The centralisation of control of education is leaving schools prey to even more political influence. The pendulum will swing back – this usually happens as a result of an eventual realisation that things are not working and because of a weakening of the collective amnesia as to what the merits of the old order were.
Local management of schools brings the system closer to the parents and communities which the schools serve. One of the areas of collective amnesia at the moment is about schools being an organic element of a community – if you detach the system from its immediate roots it will inevitably wither.
Schools work best when the community and the parents feel ownership. Teachers feel valued for the wider aspects of the work that they do in supporting families and community. The curriculum can be adapted to suit local needs. The whole process is a partnership, a joint enterprise. It surely takes the proverbial village to raise the child.
The current climate is pressing schools to collaborate – the economies of scale in the current climate are too great an advantage to forgo. The threat of take over by an external asset stripping academy chain is another driver towards local networks. What we miss at the moment is local leadership. This has been exacerbated by the relentless attacks on Local Authorities and it is difficult to see where leadership will emerge. Such a need for local leadership is not confined to schooling – locally organised responses to economic hardship, energy supply and threats from a lack of planning control also stand out.
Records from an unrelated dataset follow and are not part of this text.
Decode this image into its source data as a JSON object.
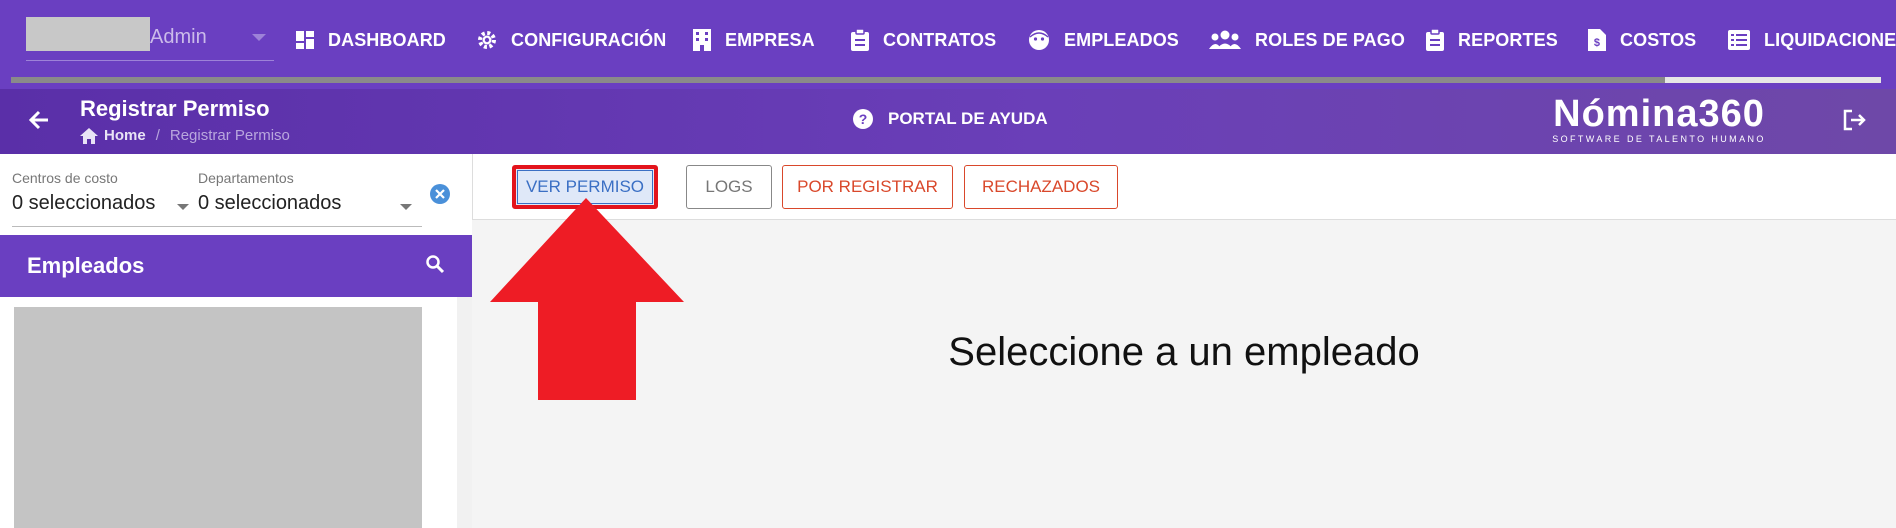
{
  "user": {
    "name": "Admin"
  },
  "nav": {
    "items": [
      {
        "label": "DASHBOARD",
        "icon": "dashboard-icon"
      },
      {
        "label": "CONFIGURACIÓN",
        "icon": "gear-icon"
      },
      {
        "label": "EMPRESA",
        "icon": "building-icon"
      },
      {
        "label": "CONTRATOS",
        "icon": "clipboard-icon"
      },
      {
        "label": "EMPLEADOS",
        "icon": "face-icon"
      },
      {
        "label": "ROLES DE PAGO",
        "icon": "people-icon"
      },
      {
        "label": "REPORTES",
        "icon": "clipboard-icon"
      },
      {
        "label": "COSTOS",
        "icon": "invoice-icon"
      },
      {
        "label": "LIQUIDACIONE",
        "icon": "list-icon"
      }
    ]
  },
  "header": {
    "title": "Registrar Permiso",
    "breadcrumb_home": "Home",
    "breadcrumb_current": "Registrar Permiso",
    "help_label": "PORTAL DE AYUDA",
    "logo_main": "Nómina360",
    "logo_sub": "SOFTWARE DE TALENTO HUMANO"
  },
  "filters": {
    "cost_centers": {
      "label": "Centros de costo",
      "value": "0 seleccionados"
    },
    "departments": {
      "label": "Departamentos",
      "value": "0 seleccionados"
    }
  },
  "employees": {
    "title": "Empleados"
  },
  "toolbar": {
    "ver_permiso": "VER PERMISO",
    "logs": "LOGS",
    "por_registrar": "POR REGISTRAR",
    "rechazados": "RECHAZADOS"
  },
  "main": {
    "empty_message": "Seleccione a un empleado"
  },
  "colors": {
    "brand": "#6a3fc1",
    "danger": "#d9482b",
    "primary": "#3a6fc4",
    "highlight": "#e3141c"
  }
}
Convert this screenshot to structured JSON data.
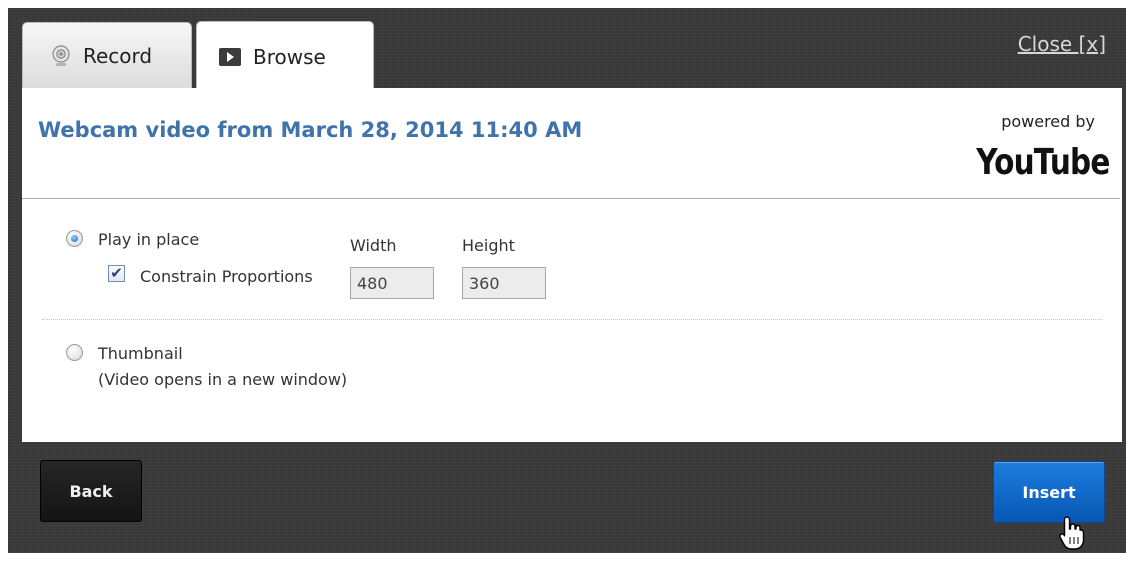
{
  "tabs": [
    {
      "label": "Record",
      "icon": "webcam-icon",
      "active": false
    },
    {
      "label": "Browse",
      "icon": "play-icon",
      "active": true
    }
  ],
  "close_label": "Close [x]",
  "video_title": "Webcam video from March 28, 2014 11:40 AM",
  "powered_by": {
    "text": "powered by",
    "brand": "YouTube"
  },
  "options": {
    "play_in_place": {
      "label": "Play in place",
      "selected": true
    },
    "constrain": {
      "label": "Constrain Proportions",
      "checked": true
    },
    "width": {
      "label": "Width",
      "value": "480"
    },
    "height": {
      "label": "Height",
      "value": "360"
    },
    "thumbnail": {
      "label": "Thumbnail",
      "note": "(Video opens in a new window)",
      "selected": false
    }
  },
  "buttons": {
    "back": "Back",
    "insert": "Insert"
  },
  "colors": {
    "title": "#3f73aa",
    "insert": "#0a66c8",
    "backdrop": "#3a3a3a"
  }
}
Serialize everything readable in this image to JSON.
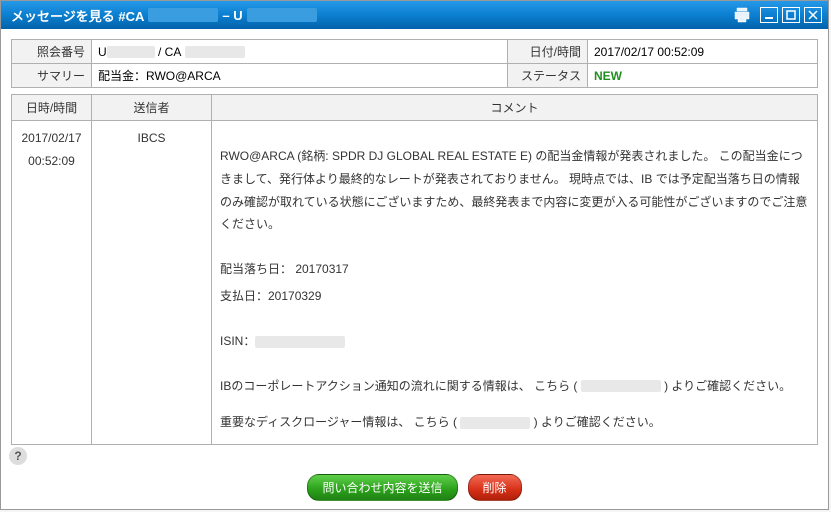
{
  "titlebar": {
    "prefix": "メッセージを見る #CA",
    "sep": "– U"
  },
  "info": {
    "ref_label": "照会番号",
    "ref_value_prefixU": "U",
    "ref_value_sep": " / CA",
    "datetime_label": "日付/時間",
    "datetime_value": "2017/02/17 00:52:09",
    "summary_label": "サマリー",
    "summary_value": "配当金：RWO@ARCA",
    "status_label": "ステータス",
    "status_value": "NEW"
  },
  "table": {
    "header_datetime": "日時/時間",
    "header_sender": "送信者",
    "header_comment": "コメント"
  },
  "row": {
    "dt_line1": "2017/02/17",
    "dt_line2": "00:52:09",
    "sender": "IBCS"
  },
  "comment": {
    "p1": "RWO@ARCA (銘柄: SPDR DJ GLOBAL REAL ESTATE E) の配当金情報が発表されました。 この配当金につきまして、発行体より最終的なレートが発表されておりません。 現時点では、IB では予定配当落ち日の情報のみ確認が取れている状態にございますため、最終発表まで内容に変更が入る可能性がございますのでご注意ください。",
    "p2": "配当落ち日： 20170317",
    "p3": "支払日：20170329",
    "p4_prefix": "ISIN：",
    "p5a": "IBのコーポレートアクション通知の流れに関する情報は、 こちら ( ",
    "p5b": " ) よりご確認ください。",
    "p6a": "重要なディスクロージャー情報は、 こちら ( ",
    "p6b": " ) よりご確認ください。"
  },
  "buttons": {
    "send": "問い合わせ内容を送信",
    "delete": "削除"
  }
}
Atomised societies are difficult phenomena to change. What we need are successful pioneers to emerge and for their achievements to be shared and understood. There must be a community somewhere in the Western world that is leading the way, but where?